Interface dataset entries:
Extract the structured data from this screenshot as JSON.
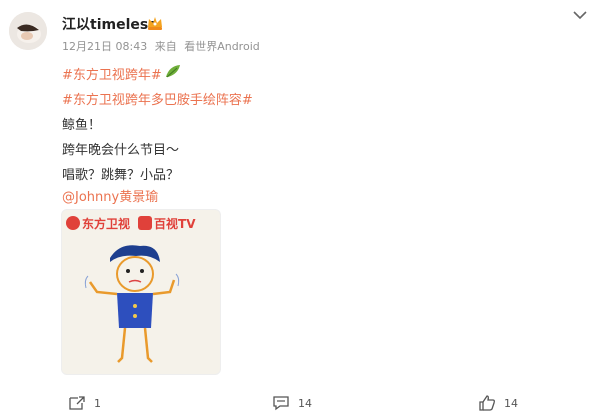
{
  "post": {
    "author": "江以timeless",
    "meta": {
      "time": "12月21日 08:43",
      "source_prefix": "来自",
      "source": "看世界Android"
    },
    "lines": [
      {
        "text": "#东方卫视跨年#",
        "kind": "topic"
      },
      {
        "text": "#东方卫视跨年多巴胺手绘阵容#",
        "kind": "topic"
      },
      {
        "text": "鲸鱼！",
        "kind": "plain"
      },
      {
        "text": "跨年晚会什么节目～",
        "kind": "plain"
      },
      {
        "text": "唱歌？跳舞？小品？",
        "kind": "plain"
      },
      {
        "text": "@Johnny黄景瑜",
        "kind": "topic"
      }
    ],
    "image_card": {
      "logo_left": "东方卫视",
      "logo_right": "百视TV"
    }
  },
  "actions": {
    "repost_count": "1",
    "comment_count": "14",
    "like_count": "14"
  },
  "colors": {
    "topic": "#eb7350",
    "text": "#333333",
    "meta": "#939393",
    "brand_red": "#e0413a"
  },
  "icons": [
    "chevron-down-icon",
    "crown-icon",
    "leaf-icon",
    "repost-icon",
    "comment-icon",
    "like-icon"
  ]
}
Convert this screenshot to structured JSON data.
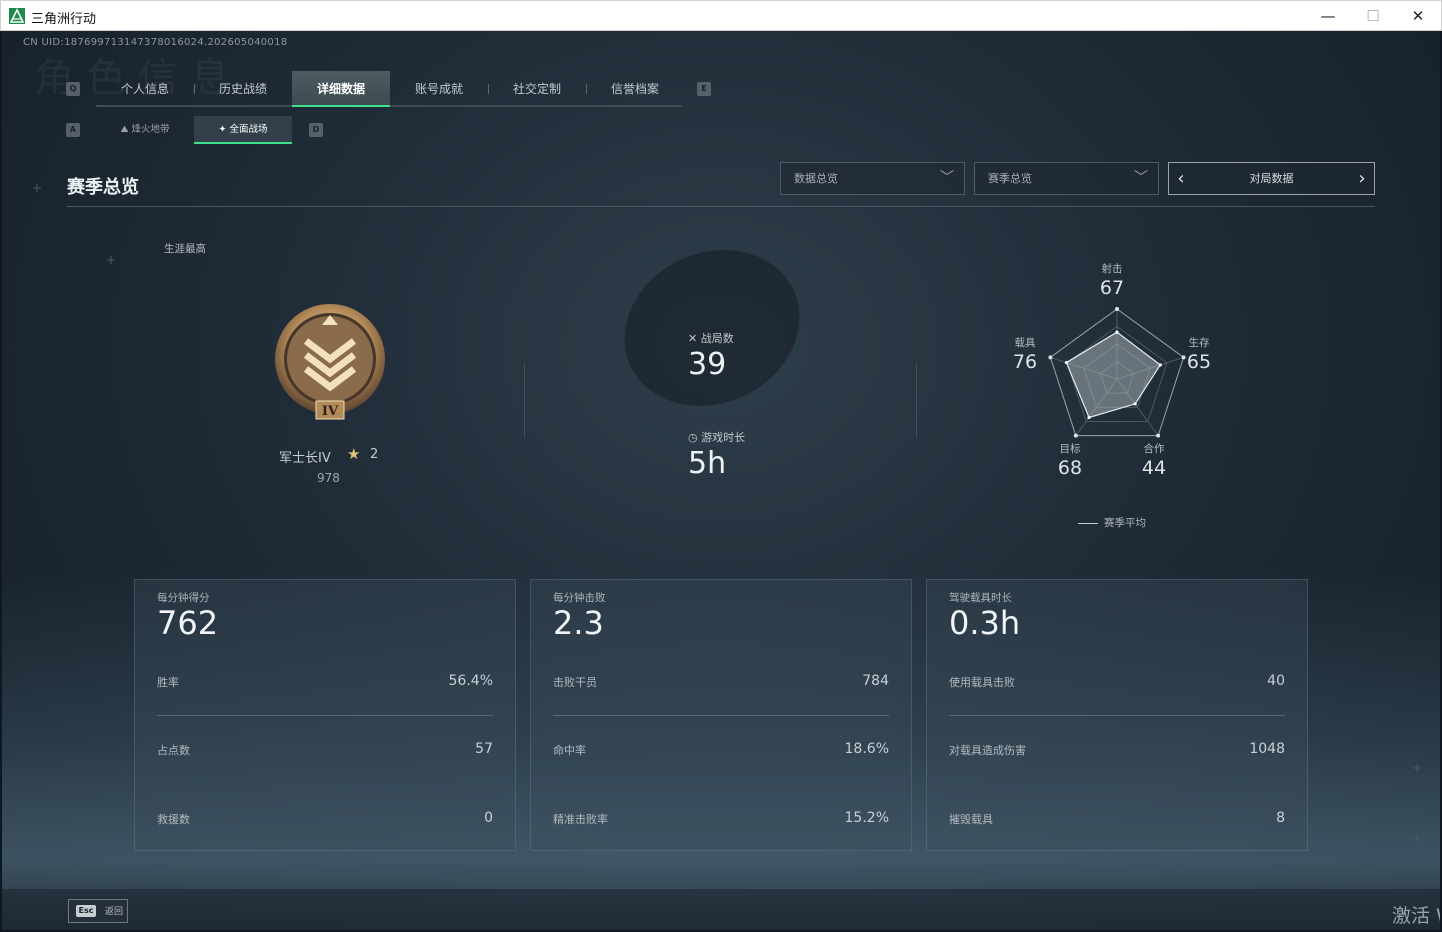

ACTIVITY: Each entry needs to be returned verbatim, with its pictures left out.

RESULT:
Extract the structured data from this screenshot as JSON.
{
  "post": {
    "author": "江以timeless",
    "meta": {
      "time": "12月21日 08:43",
      "source_prefix": "来自",
      "source": "看世界Android"
    },
    "lines": [
      {
        "text": "#东方卫视跨年#",
        "kind": "topic"
      },
      {
        "text": "#东方卫视跨年多巴胺手绘阵容#",
        "kind": "topic"
      },
      {
        "text": "鲸鱼！",
        "kind": "plain"
      },
      {
        "text": "跨年晚会什么节目～",
        "kind": "plain"
      },
      {
        "text": "唱歌？跳舞？小品？",
        "kind": "plain"
      },
      {
        "text": "@Johnny黄景瑜",
        "kind": "topic"
      }
    ],
    "image_card": {
      "logo_left": "东方卫视",
      "logo_right": "百视TV"
    }
  },
  "actions": {
    "repost_count": "1",
    "comment_count": "14",
    "like_count": "14"
  },
  "colors": {
    "topic": "#eb7350",
    "text": "#333333",
    "meta": "#939393",
    "brand_red": "#e0413a"
  },
  "icons": [
    "chevron-down-icon",
    "crown-icon",
    "leaf-icon",
    "repost-icon",
    "comment-icon",
    "like-icon"
  ]
}
Convert this screenshot to structured JSON data.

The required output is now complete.